Writing in Political Quarterly magazine, Grayling says: 'Although the first progress report published in December 2002 claimed a good start, to all intents and purposes the current 10-year transport plan is dead. Its key target to cut road traffic congestion has been abandoned.
'Instead, traffic congestion is now forecast to increase and carbon dioxide emissions from road transport to grow.'
He added: 'The disintegration of transport policy can be traced in departmental reorganisations and cabinet reshuffles.'
A total of eight ministers have held the brief since 1997 – John Prescott, Gavin Strang, John Reid, Helen Liddell, Gus Macdonald, Stephen Byers, John Spellar and now Alistair Darling.
Last year, two major industry bodies warned the Government that it would fail to deliver the key objectives of its 10-year Transport Plan and will not reduce congestion by its claimed margin, dealing a blow to business in the process (Fleet NewsNet, July 10, 2003).
The Commission for Integrated Transport (CfIT) and the Confederation of British Industry (CBI) both published highly critical annual reports on the progress of the plan, with the CBI claiming that businesses will get no 'meaningful benefit' from the schemes to improve the UK's transport network.
It said: 'Business is very concerned at the slow progress over the last year towards the plan's original aim of delivering a transport system to rival the best in Europe.
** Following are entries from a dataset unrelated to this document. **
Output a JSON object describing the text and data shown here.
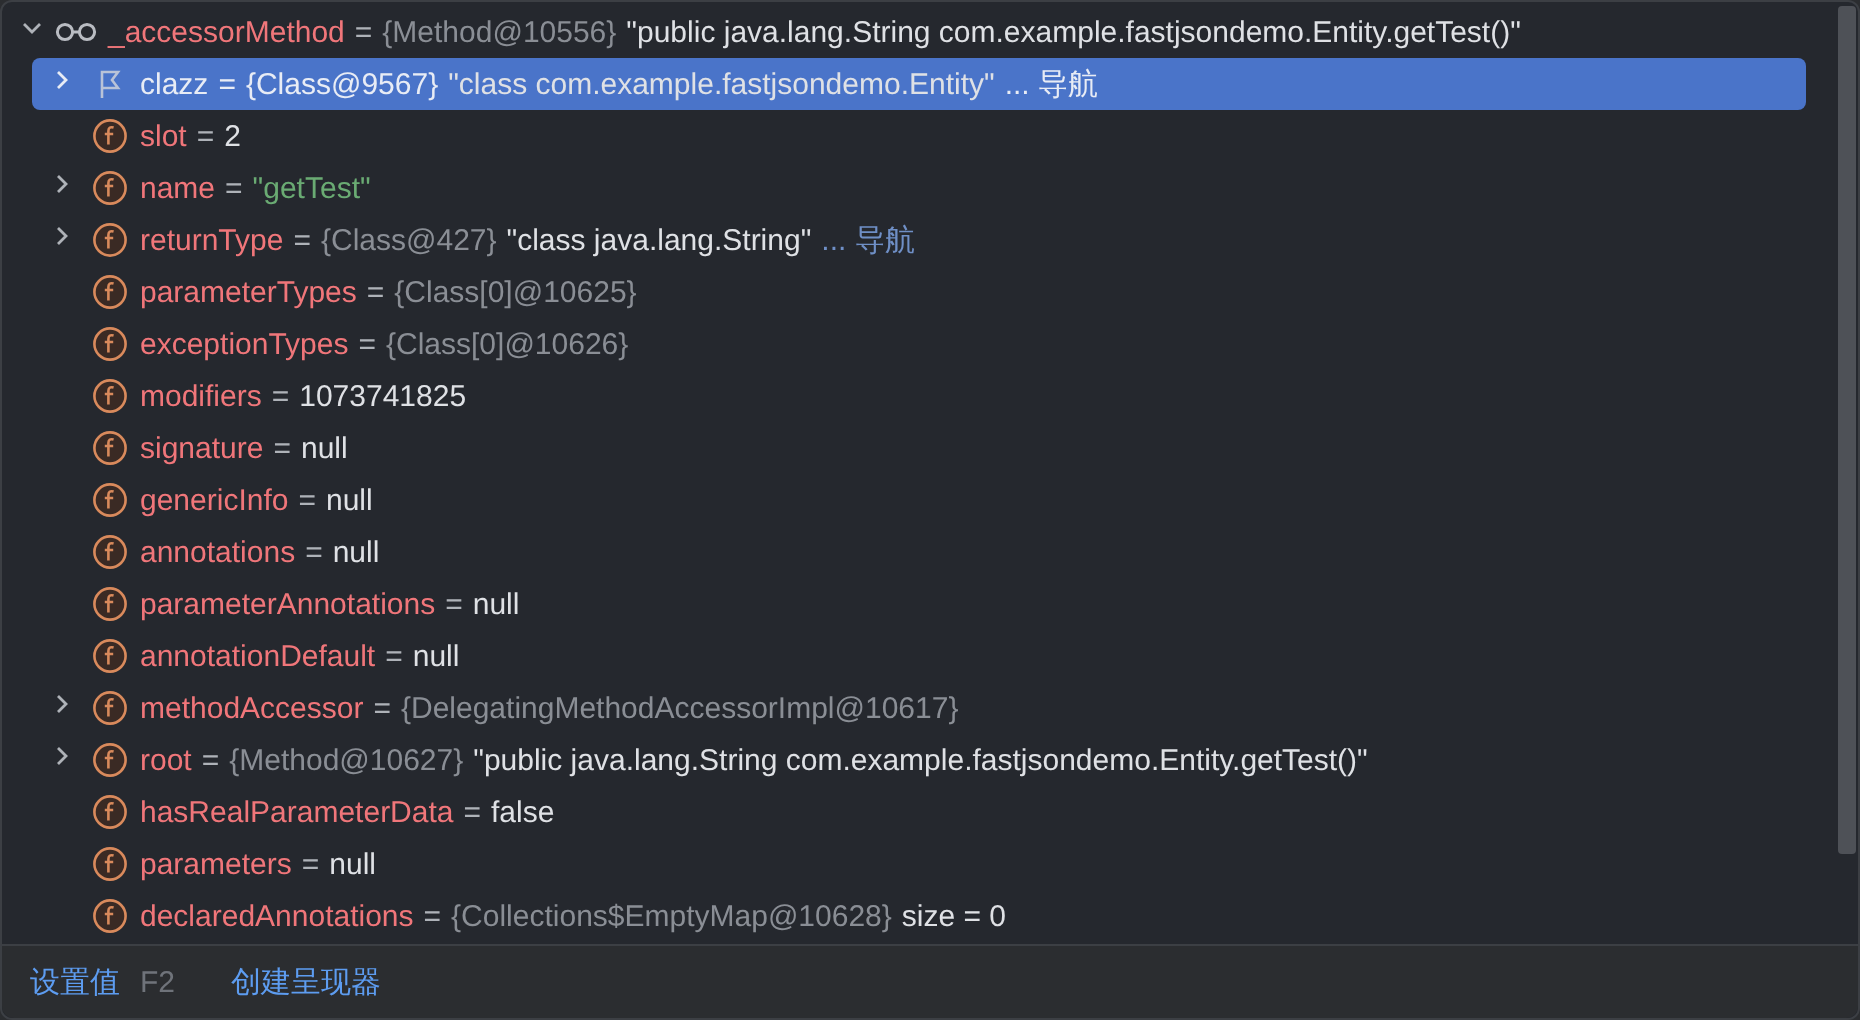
{
  "root": {
    "name": "_accessorMethod",
    "eq": "=",
    "type": "{Method@10556}",
    "value": "\"public java.lang.String com.example.fastjsondemo.Entity.getTest()\"",
    "expanded": true
  },
  "children": [
    {
      "kind": "flag",
      "name": "clazz",
      "eq": "=",
      "type": "{Class@9567}",
      "value": "\"class com.example.fastjsondemo.Entity\"",
      "is_string": false,
      "nav": "... 导航",
      "expandable": true,
      "selected": true
    },
    {
      "kind": "field",
      "name": "slot",
      "eq": "=",
      "value": "2",
      "is_string": false,
      "expandable": false,
      "selected": false
    },
    {
      "kind": "field",
      "name": "name",
      "eq": "=",
      "value": "\"getTest\"",
      "is_string": true,
      "expandable": true,
      "selected": false
    },
    {
      "kind": "field",
      "name": "returnType",
      "eq": "=",
      "type": "{Class@427}",
      "value": "\"class java.lang.String\"",
      "is_string": false,
      "nav": "... 导航",
      "expandable": true,
      "selected": false
    },
    {
      "kind": "field",
      "name": "parameterTypes",
      "eq": "=",
      "type": "{Class[0]@10625}",
      "expandable": false,
      "selected": false
    },
    {
      "kind": "field",
      "name": "exceptionTypes",
      "eq": "=",
      "type": "{Class[0]@10626}",
      "expandable": false,
      "selected": false
    },
    {
      "kind": "field",
      "name": "modifiers",
      "eq": "=",
      "value": "1073741825",
      "is_string": false,
      "expandable": false,
      "selected": false
    },
    {
      "kind": "field",
      "name": "signature",
      "eq": "=",
      "value": "null",
      "is_string": false,
      "expandable": false,
      "selected": false
    },
    {
      "kind": "field",
      "name": "genericInfo",
      "eq": "=",
      "value": "null",
      "is_string": false,
      "expandable": false,
      "selected": false
    },
    {
      "kind": "field",
      "name": "annotations",
      "eq": "=",
      "value": "null",
      "is_string": false,
      "expandable": false,
      "selected": false
    },
    {
      "kind": "field",
      "name": "parameterAnnotations",
      "eq": "=",
      "value": "null",
      "is_string": false,
      "expandable": false,
      "selected": false
    },
    {
      "kind": "field",
      "name": "annotationDefault",
      "eq": "=",
      "value": "null",
      "is_string": false,
      "expandable": false,
      "selected": false
    },
    {
      "kind": "field",
      "name": "methodAccessor",
      "eq": "=",
      "type": "{DelegatingMethodAccessorImpl@10617}",
      "expandable": true,
      "selected": false
    },
    {
      "kind": "field",
      "name": "root",
      "eq": "=",
      "type": "{Method@10627}",
      "value": "\"public java.lang.String com.example.fastjsondemo.Entity.getTest()\"",
      "is_string": false,
      "expandable": true,
      "selected": false
    },
    {
      "kind": "field",
      "name": "hasRealParameterData",
      "eq": "=",
      "value": "false",
      "is_string": false,
      "expandable": false,
      "selected": false
    },
    {
      "kind": "field",
      "name": "parameters",
      "eq": "=",
      "value": "null",
      "is_string": false,
      "expandable": false,
      "selected": false
    },
    {
      "kind": "field",
      "name": "declaredAnnotations",
      "eq": "=",
      "type": "{Collections$EmptyMap@10628}",
      "value": "size = 0",
      "is_string": false,
      "expandable": false,
      "selected": false
    }
  ],
  "footer": {
    "set_value": "设置值",
    "shortcut": "F2",
    "create_renderer": "创建呈现器"
  }
}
While there have been some improvements and a number of positive announcements, much more needs to be done.'
The CBI said it also believed that the plan is so far behind its aims that congestion will not be cut by 6% by 2010 and business will feel the full impact.